“All throughout that time, I was holding her hand,” Lewis said. “She had an extremely strong grip. I think one of the most powerful human experiences anyone can have is to be with the one you love when they pass.
“I talk for a living” Lewis continued. “It’s tough for me to come up with the words still of what that felt like. Other than to say that I was just so glad that I was there. There was no other place in the world for me to be.”
Soon after Elena’s death was when Lewis looked up at the sky.
“I picked out a star and basically just decided that would be her star,” he said. “Every morning, I get in my truck, and even if the clouds are out, I look up to see the star. Even if I don’t see that star, I know that star is there and she’s looking over me.”
Still, Lewis said he fought depression, and there were several points early after Elena’s death when he thought Casey would be better off with someone else. His whole life disrupted, it would be a while before he went back to work, and he tried in vain to find happiness.
But he realized that to move forward with his life, he had to accept help, and he found ways for those who cared about him to help him. And moving forward, he said, is not the same as moving on.
“Those who lived with us and aren’t with us today would want us to continue to live as fully as we possibly could,” he said. “I think being able to move forward leaves a tremendous legacy for them as well, because the love that we shared was so sensational, and to be able to love again is another amazing tribute to them.”
Since then, Lewis has had a son named Noah with his second wife, to whom he is no longer married.
He has been dating Molly Kujawa, a longtime court reporter who is also a widow, for the past three years. Shortly after Elena’s death was when he took over the PA duties at K-State basketball and football games, which he said was a nice pick-me-up.
Lewis also served a term as an elected Riley County commissioner.
However, his wife’s memory remained strong in his head, and he still makes several treks a year out to the cemetery to talk with his wife.

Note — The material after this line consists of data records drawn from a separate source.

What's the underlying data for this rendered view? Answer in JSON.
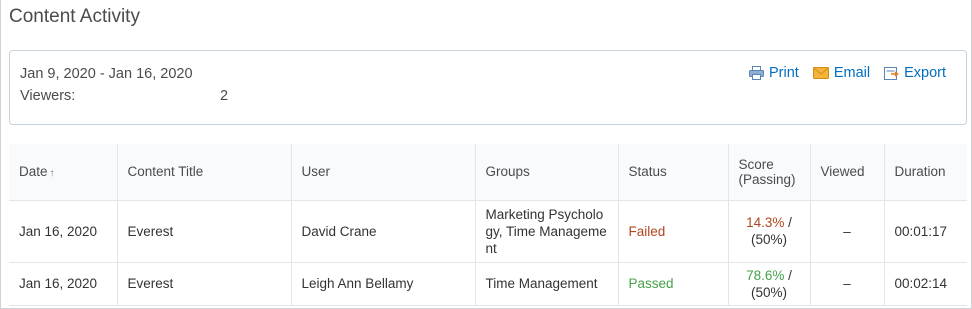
{
  "page": {
    "title": "Content Activity"
  },
  "summary": {
    "date_range": "Jan 9, 2020 - Jan 16, 2020",
    "viewers_label": "Viewers:",
    "viewers_count": "2"
  },
  "actions": {
    "print": "Print",
    "email": "Email",
    "export": "Export"
  },
  "colors": {
    "link": "#006fbf",
    "failed": "#b0461f",
    "passed": "#46a04a",
    "print_icon": "printer-icon",
    "email_icon": "envelope-icon",
    "export_icon": "export-icon"
  },
  "table": {
    "columns": {
      "date": "Date",
      "date_sort_icon": "↑",
      "content_title": "Content Title",
      "user": "User",
      "groups": "Groups",
      "status": "Status",
      "score": "Score",
      "score_sub": "(Passing)",
      "viewed": "Viewed",
      "duration": "Duration"
    },
    "rows": [
      {
        "date": "Jan 16, 2020",
        "content_title": "Everest",
        "user": "David Crane",
        "groups_line1": "Marketing Psycholo",
        "groups_line2": "gy, Time Manageme",
        "groups_line3": "nt",
        "status": "Failed",
        "score": "14.3%",
        "score_sep": " /",
        "passing": "(50%)",
        "viewed": "–",
        "duration": "00:01:17"
      },
      {
        "date": "Jan 16, 2020",
        "content_title": "Everest",
        "user": "Leigh Ann Bellamy",
        "groups_line1": "Time Management",
        "status": "Passed",
        "score": "78.6%",
        "score_sep": " /",
        "passing": "(50%)",
        "viewed": "–",
        "duration": "00:02:14"
      }
    ]
  }
}
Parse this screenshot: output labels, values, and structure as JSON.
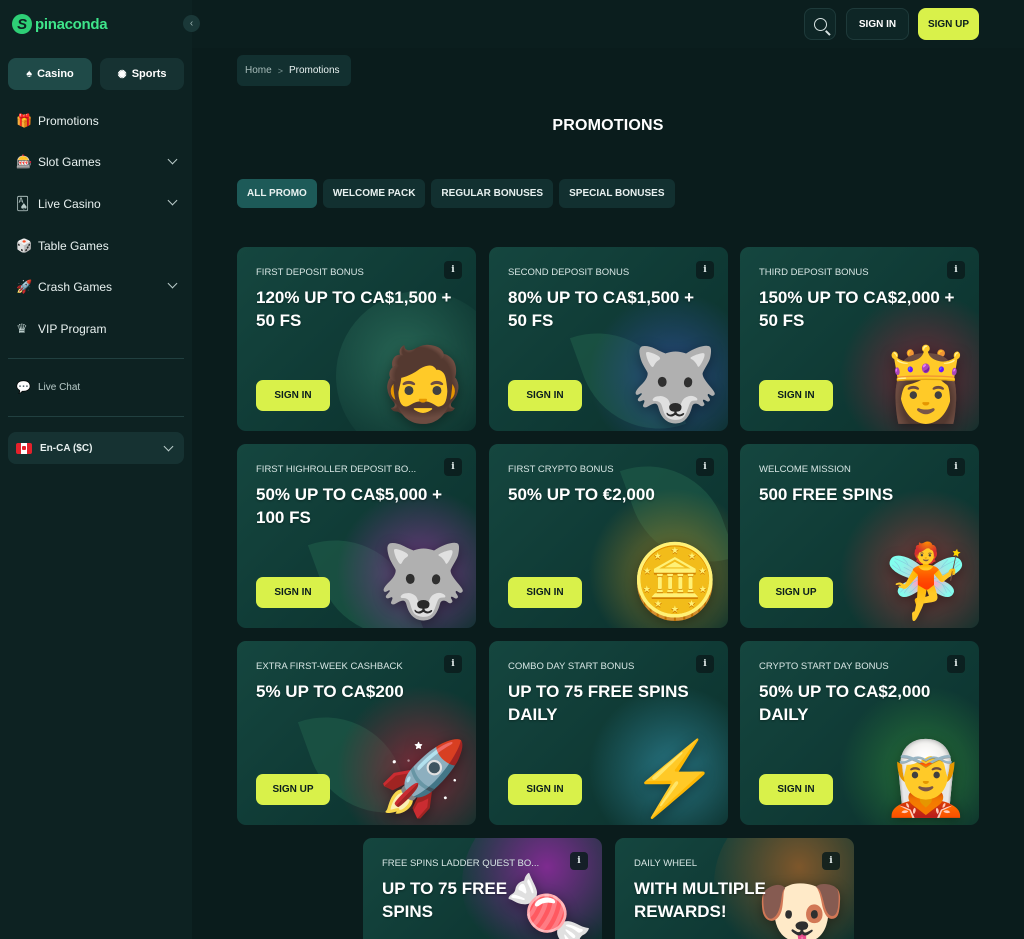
{
  "brand": {
    "name": "pinaconda",
    "mark": "S"
  },
  "sidebar": {
    "modes": [
      {
        "label": "Casino",
        "icon": "spade-icon"
      },
      {
        "label": "Sports",
        "icon": "ball-icon"
      }
    ],
    "items": [
      {
        "label": "Promotions",
        "icon": "gift-icon",
        "has_submenu": false
      },
      {
        "label": "Slot Games",
        "icon": "slot-icon",
        "has_submenu": true
      },
      {
        "label": "Live Casino",
        "icon": "cards-icon",
        "has_submenu": true
      },
      {
        "label": "Table Games",
        "icon": "dice-icon",
        "has_submenu": false
      },
      {
        "label": "Crash Games",
        "icon": "rocket-icon",
        "has_submenu": true
      },
      {
        "label": "VIP Program",
        "icon": "crown-icon",
        "has_submenu": false
      }
    ],
    "live_chat": "Live Chat",
    "language": "En-CA ($C)"
  },
  "header": {
    "sign_in": "SIGN IN",
    "sign_up": "SIGN UP"
  },
  "breadcrumb": {
    "home": "Home",
    "separator": ">",
    "current": "Promotions"
  },
  "page_title": "PROMOTIONS",
  "filters": [
    "ALL PROMO",
    "WELCOME PACK",
    "REGULAR BONUSES",
    "SPECIAL BONUSES"
  ],
  "colors": {
    "accent": "#d9f14a",
    "brand": "#2ecf76",
    "background": "#0a1c1c"
  },
  "promos": [
    {
      "label": "FIRST DEPOSIT BONUS",
      "headline": "120% UP TO CA$1,500 + 50 FS",
      "cta": "SIGN IN",
      "art": "🧔",
      "info": "i"
    },
    {
      "label": "SECOND DEPOSIT BONUS",
      "headline": "80% UP TO CA$1,500 + 50 FS",
      "cta": "SIGN IN",
      "art": "🐺",
      "info": "i"
    },
    {
      "label": "THIRD DEPOSIT BONUS",
      "headline": "150% UP TO CA$2,000 + 50 FS",
      "cta": "SIGN IN",
      "art": "👸",
      "info": "i"
    },
    {
      "label": "FIRST HIGHROLLER DEPOSIT BO...",
      "headline": "50% UP TO CA$5,000 + 100 FS",
      "cta": "SIGN IN",
      "art": "🐺",
      "info": "i"
    },
    {
      "label": "FIRST CRYPTO BONUS",
      "headline": "50% UP TO €2,000",
      "cta": "SIGN IN",
      "art": "🪙",
      "info": "i"
    },
    {
      "label": "WELCOME MISSION",
      "headline": "500 FREE SPINS",
      "cta": "SIGN UP",
      "art": "🧚",
      "info": "i"
    },
    {
      "label": "EXTRA FIRST-WEEK CASHBACK",
      "headline": "5% UP TO CA$200",
      "cta": "SIGN UP",
      "art": "🚀",
      "info": "i"
    },
    {
      "label": "COMBO DAY START BONUS",
      "headline": "UP TO 75 FREE SPINS DAILY",
      "cta": "SIGN IN",
      "art": "⚡",
      "info": "i"
    },
    {
      "label": "CRYPTO START DAY BONUS",
      "headline": "50% UP TO CA$2,000 DAILY",
      "cta": "SIGN IN",
      "art": "🧝",
      "info": "i"
    },
    {
      "label": "FREE SPINS LADDER QUEST BO...",
      "headline": "UP TO 75 FREE SPINS",
      "cta": "",
      "art": "🍬",
      "info": "i"
    },
    {
      "label": "DAILY WHEEL",
      "headline": "WITH MULTIPLE REWARDS!",
      "cta": "",
      "art": "🐶",
      "info": "i"
    }
  ]
}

At Casey’s wedding last fall, the family kept a seat in the front empty for Elena.
“After I gave my daughter away, I sat next to that seat, put my arm around the back of it, like she was right there,” he said. “That was a great memory that I have of that day.”
And when Lewis was inducted into the Kansas Association of Broadcaster’s Hall of Fame in October, he knew she was there with him.
“There’s still that hole 14 years later, but she was the biggest supporter I had,” he said. “She wasn’t there personally, but I shared that with her.”
As Valentine’s Day approaches, Lewis said the day was special for them, but so was their every day. The kind of love they had, he said, was worthy of celebrating whenever they could, and he can only imagine what Elena would say to him and Casey as they’ve gone through several milestone moments.
In 2010, Lewis founded the Polyester Party, an annual benefit for K-State’s Johnson Cancer Research Center in his wife’s honor. The event raises money for faculty and student research scholarships.
Outside of the benefit, Lewis often shares his wife’s story, with the hope that he can help anyone else who might be going through what he did.
“I think part of cherishing her legacy is also in sharing her story, especially for those who have recently lost their spouses,” he said. “It’s a tribute to them. There’s no right way to deal with the grief and all of the other crap you have to deal with afterwards.
“But it’s worthwhile for me to share with others that you can get through this,” he said. “It takes time, and it sucks more than anything you’ll ever deal with in your life, but you can get through it.”